- **EXERCISE DETAILS**: Locate the word "color" in the material, then show every line that holds it.
──────
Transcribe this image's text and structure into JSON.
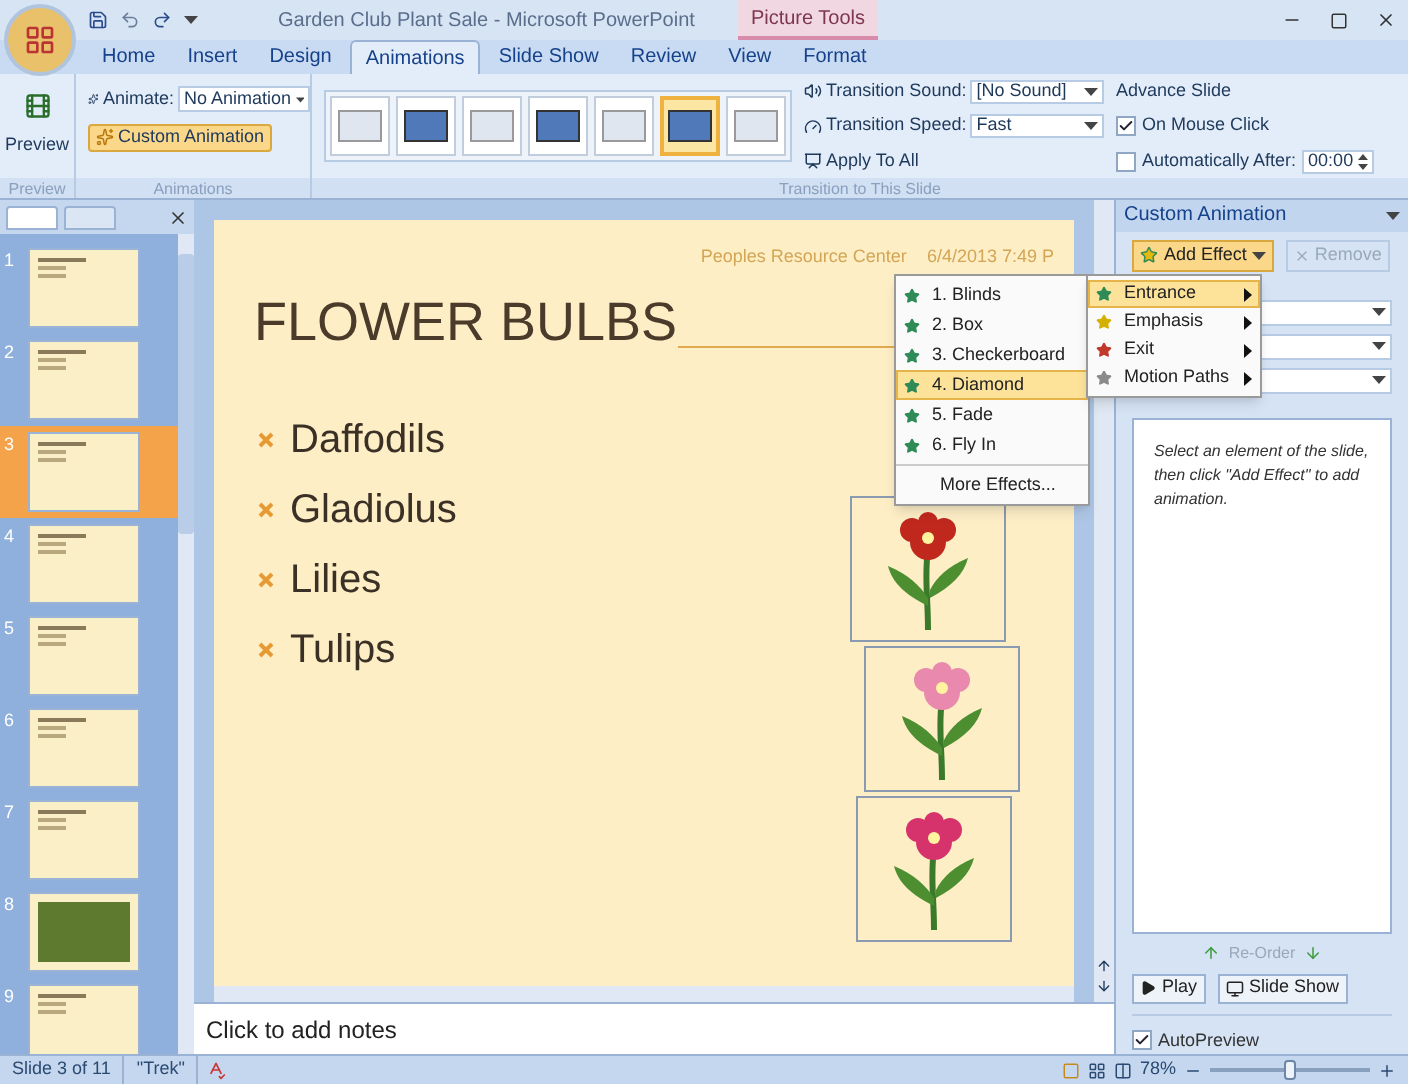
{
  "window": {
    "title": "Garden Club Plant Sale - Microsoft PowerPoint",
    "context_tab": "Picture Tools"
  },
  "ribbon_tabs": [
    {
      "label": "Home",
      "selected": false
    },
    {
      "label": "Insert",
      "selected": false
    },
    {
      "label": "Design",
      "selected": false
    },
    {
      "label": "Animations",
      "selected": true
    },
    {
      "label": "Slide Show",
      "selected": false
    },
    {
      "label": "Review",
      "selected": false
    },
    {
      "label": "View",
      "selected": false
    },
    {
      "label": "Format",
      "selected": false
    }
  ],
  "ribbon": {
    "preview": {
      "button": "Preview",
      "group": "Preview"
    },
    "animations": {
      "animate_label": "Animate:",
      "animate_value": "No Animation",
      "custom_animation": "Custom Animation",
      "group": "Animations"
    },
    "transitions": {
      "thumbnails": [
        {
          "selected": false
        },
        {
          "selected": false
        },
        {
          "selected": false
        },
        {
          "selected": false
        },
        {
          "selected": false
        },
        {
          "selected": true
        },
        {
          "selected": false
        }
      ],
      "sound_label": "Transition Sound:",
      "sound_value": "[No Sound]",
      "speed_label": "Transition Speed:",
      "speed_value": "Fast",
      "apply_all": "Apply To All",
      "advance_title": "Advance Slide",
      "on_click": {
        "label": "On Mouse Click",
        "checked": true
      },
      "auto_after": {
        "label": "Automatically After:",
        "checked": false,
        "value": "00:00"
      },
      "group": "Transition to This Slide"
    }
  },
  "slides_panel": {
    "slides": [
      {
        "number": "1",
        "kind": "text",
        "selected": false
      },
      {
        "number": "2",
        "kind": "text",
        "selected": false
      },
      {
        "number": "3",
        "kind": "text",
        "selected": true
      },
      {
        "number": "4",
        "kind": "text",
        "selected": false
      },
      {
        "number": "5",
        "kind": "text",
        "selected": false
      },
      {
        "number": "6",
        "kind": "text",
        "selected": false
      },
      {
        "number": "7",
        "kind": "text",
        "selected": false
      },
      {
        "number": "8",
        "kind": "photo",
        "selected": false
      },
      {
        "number": "9",
        "kind": "text",
        "selected": false
      }
    ]
  },
  "slide": {
    "footer_org": "Peoples Resource Center",
    "footer_date": "6/4/2013 7:49 P",
    "title": "FLOWER BULBS",
    "bullets": [
      "Daffodils",
      "Gladiolus",
      "Lilies",
      "Tulips"
    ]
  },
  "notes": {
    "placeholder": "Click to add notes"
  },
  "entrance_submenu": {
    "items": [
      {
        "label": "1. Blinds",
        "selected": false
      },
      {
        "label": "2. Box",
        "selected": false
      },
      {
        "label": "3. Checkerboard",
        "selected": false
      },
      {
        "label": "4. Diamond",
        "selected": true
      },
      {
        "label": "5. Fade",
        "selected": false
      },
      {
        "label": "6. Fly In",
        "selected": false
      }
    ],
    "more": "More Effects..."
  },
  "effect_menu": {
    "items": [
      {
        "label": "Entrance",
        "selected": true,
        "color": "#2e8b57"
      },
      {
        "label": "Emphasis",
        "selected": false,
        "color": "#d4b000"
      },
      {
        "label": "Exit",
        "selected": false,
        "color": "#c0392b"
      },
      {
        "label": "Motion Paths",
        "selected": false,
        "color": "#8a8a8a"
      }
    ]
  },
  "custom_animation": {
    "title": "Custom Animation",
    "add_effect": "Add Effect",
    "remove": "Remove",
    "hint": "Select an element of the slide, then click \"Add Effect\" to add animation.",
    "reorder": "Re-Order",
    "play": "Play",
    "slide_show": "Slide Show",
    "autopreview": {
      "label": "AutoPreview",
      "checked": true
    }
  },
  "status_bar": {
    "slide": "Slide 3 of 11",
    "theme": "\"Trek\"",
    "zoom": "78%",
    "zoom_slider": {
      "level": 0.5
    }
  }
}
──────
- **REPLY**:
        "color": "#2e8b57"
        "color": "#d4b000"
        "color": "#c0392b"
        "color": "#8a8a8a"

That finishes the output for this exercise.